Know your family history. “The most important thing on the exam, especially for younger kids, is a cardiac history,” says Dr. Manoue. Does he have chest pains or shortness of breath, or fatigue easier than other kids? Has anyone in the family died before age 50 from heart problems?” Dr. Manoue notes that USC’s practice is to conduct an exhaustive physical, including blood work and history, at the beginning of a student athlete’s career and every year after that. Do a little investigation into your family’s health: If you have close relatives with cardiovascular conditions such as hypertrophic cardiomyopathy, long QT syndrome, cardiac arrest, or Marfan’s syndrome, your child may need the clearance of a cardiologist.

Keep tabs on diet. Failing a physical for obesity—or for being severely underweight—is a bigger problem than simply hindering your kid’s ability to take part in the sports season. Dr. Lyle Mason, team physician for the NBA’s Utah Jazz, performed physicals on Utah high school athletes for 25 years. “I didn’t always pass these kids,” he says. “I’d sometimes have to ask myself, ‘Could I see this kid dying on the field?’ If the answer was ‘yes,’ I’d unfortunately have to fail his physical.”

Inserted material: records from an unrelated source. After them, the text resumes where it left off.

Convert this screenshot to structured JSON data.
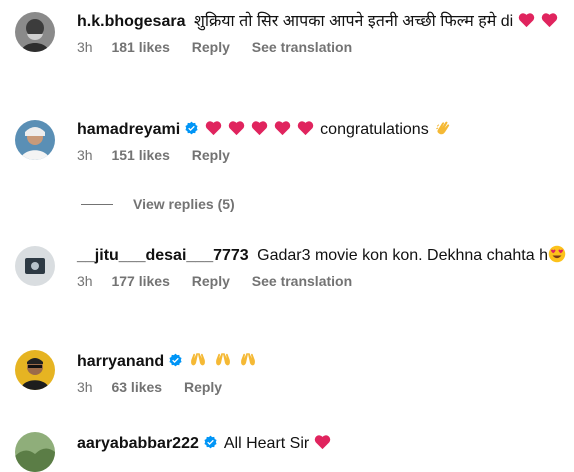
{
  "comments": [
    {
      "username": "h.k.bhogesara",
      "text": "शुक्रिया तो सिर आपका आपने इतनी अच्छी फिल्म हमे di",
      "time": "3h",
      "likes": "181 likes",
      "reply": "Reply",
      "translate": "See translation"
    },
    {
      "username": "hamadreyami",
      "text": "congratulations",
      "time": "3h",
      "likes": "151 likes",
      "reply": "Reply"
    },
    {
      "username": "__jitu___desai___7773",
      "text": "Gadar3 movie kon kon. Dekhna chahta h",
      "time": "3h",
      "likes": "177 likes",
      "reply": "Reply",
      "translate": "See translation"
    },
    {
      "username": "harryanand",
      "time": "3h",
      "likes": "63 likes",
      "reply": "Reply"
    },
    {
      "username": "aaryababbar222",
      "text": "All Heart Sir"
    }
  ],
  "view_replies": "View replies (5)",
  "colors": {
    "heart": "#e0245e",
    "verified": "#0095f6",
    "meta": "#737373"
  }
}
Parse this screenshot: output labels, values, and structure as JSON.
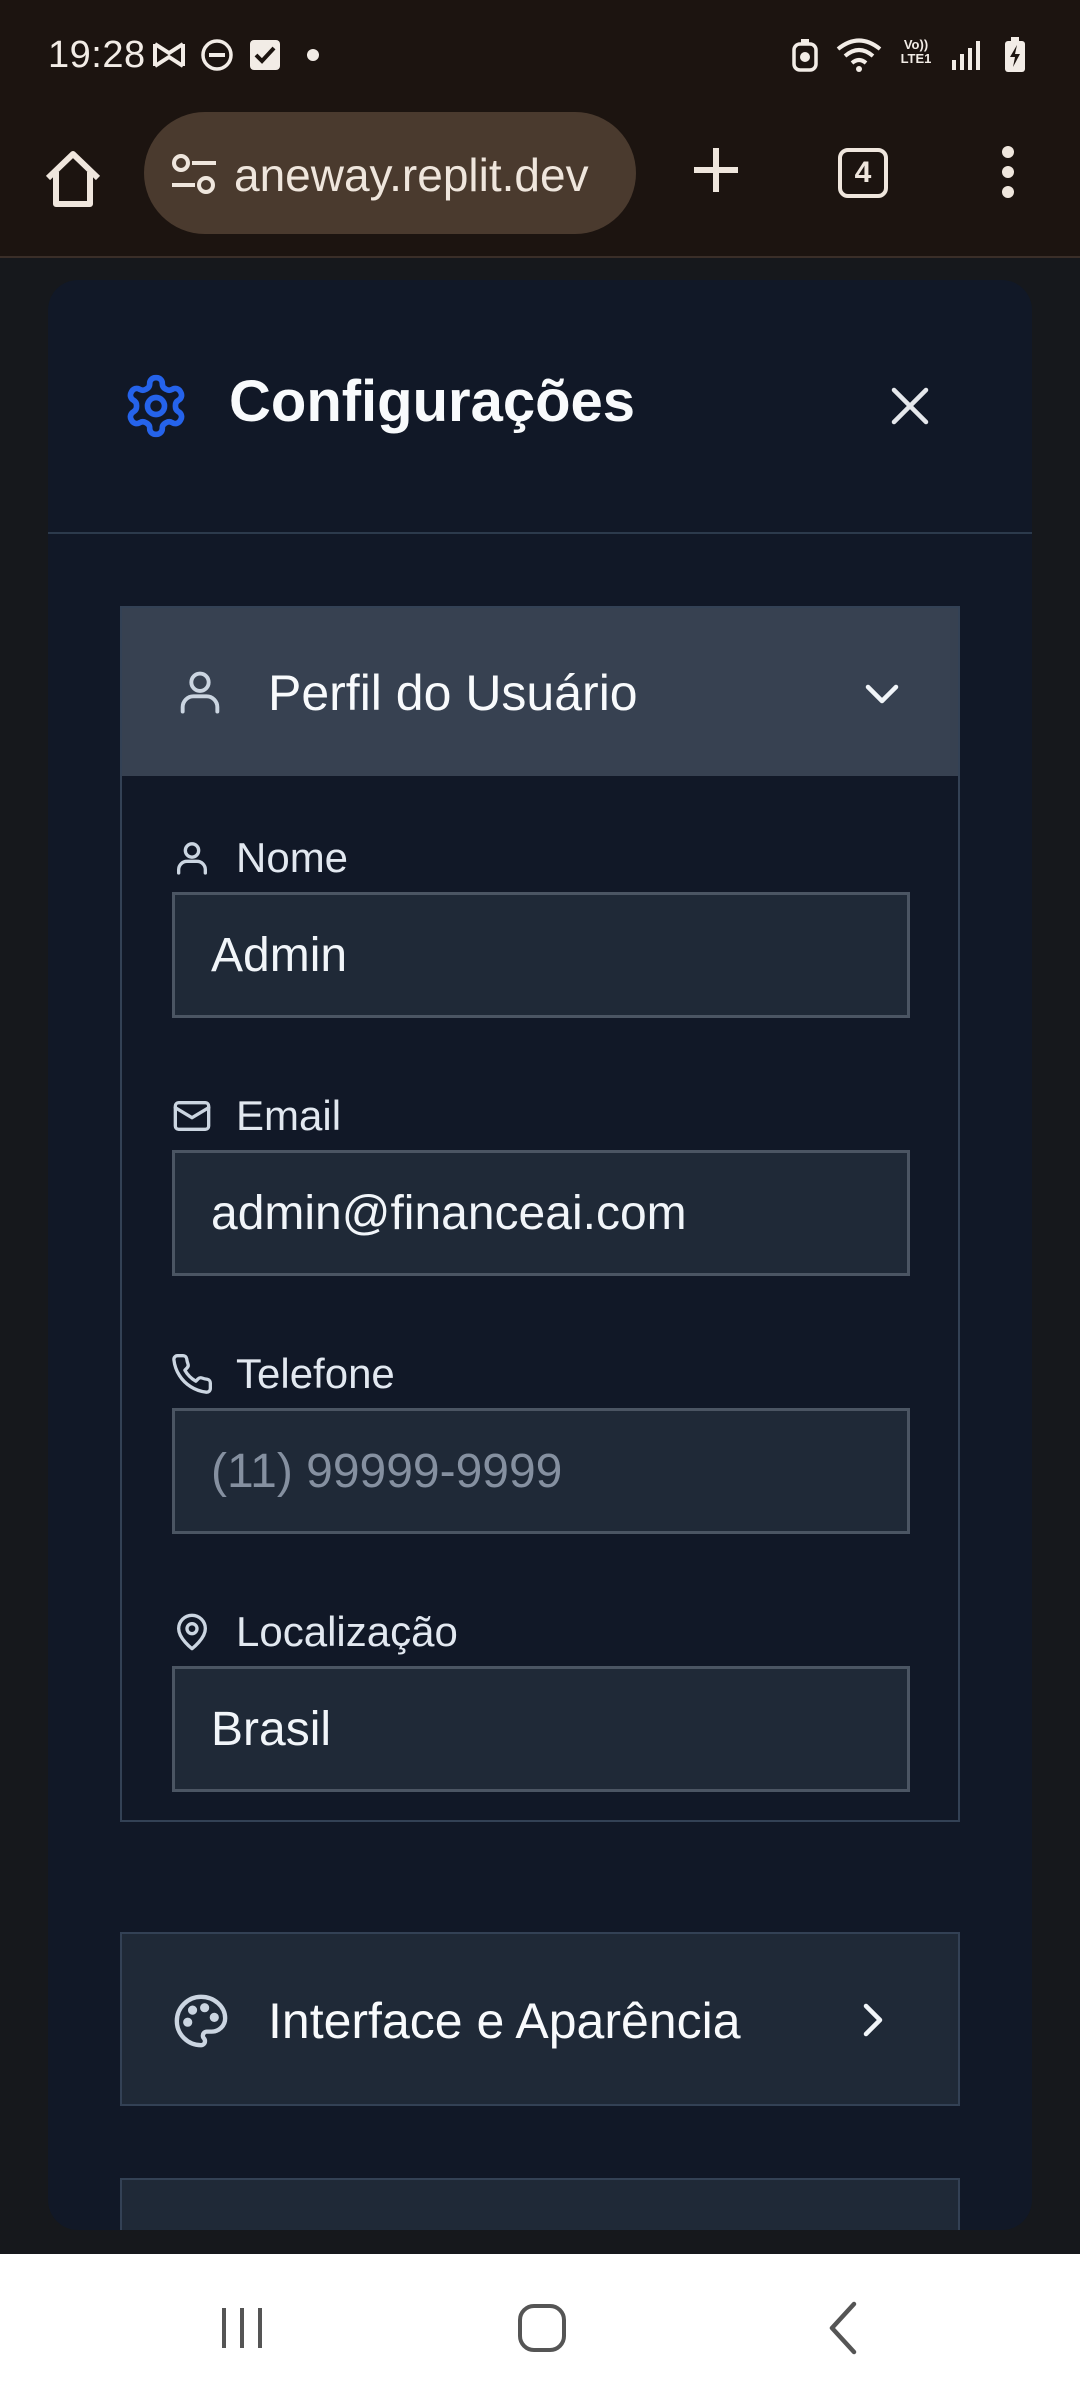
{
  "status_bar": {
    "time": "19:28",
    "icons_left": [
      "capcut-icon",
      "do-not-disturb-icon",
      "checkbox-icon",
      "dot-icon"
    ],
    "icons_right": [
      "alarm-icon",
      "wifi-icon",
      "volte-icon",
      "signal-icon",
      "battery-charging-icon"
    ],
    "volte_text": "Vo)) LTE1"
  },
  "browser": {
    "url": "aneway.replit.dev",
    "tab_count": "4"
  },
  "panel": {
    "title": "Configurações",
    "profile": {
      "title": "Perfil do Usuário",
      "fields": {
        "name": {
          "label": "Nome",
          "value": "Admin"
        },
        "email": {
          "label": "Email",
          "value": "admin@financeai.com"
        },
        "phone": {
          "label": "Telefone",
          "placeholder": "(11) 99999-9999"
        },
        "location": {
          "label": "Localização",
          "value": "Brasil"
        }
      }
    },
    "interface": {
      "title": "Interface e Aparência"
    }
  },
  "colors": {
    "panel_bg": "#111827",
    "accent_blue": "#2563eb",
    "section_header_bg": "#374151",
    "input_bg": "#1f2937",
    "browser_chrome": "#1c1410"
  }
}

Dr. Mason notes that most physicians now use a standard of body mass index (BMI) to determine whether students are over- or underweight. The number is calculated from a person’s weight and height, and is widely considered a reliable indicator of body fat. The BMI calculator on the website for the Centers for Disease Control and Prevention can help you assess your child’s BMI.

Visiting a regular physician can be crucial for kids with weight issues, since fluctuations over time won’t be well-documented if he or she sees a different doctor each year. If your child may be dealing with an eating disorder—including overeating, anorexia, or bulimia—Dr. Manoue notes that some kids are entitled to privacy. “Over the age of 18, there are confidentiality issues,” he says, adding that a good physician will develop a rapport with the athlete and do his or her best to provide sensitive consultation. “Most times if an athlete’s competitiveness is challenged, they’ll see the light.”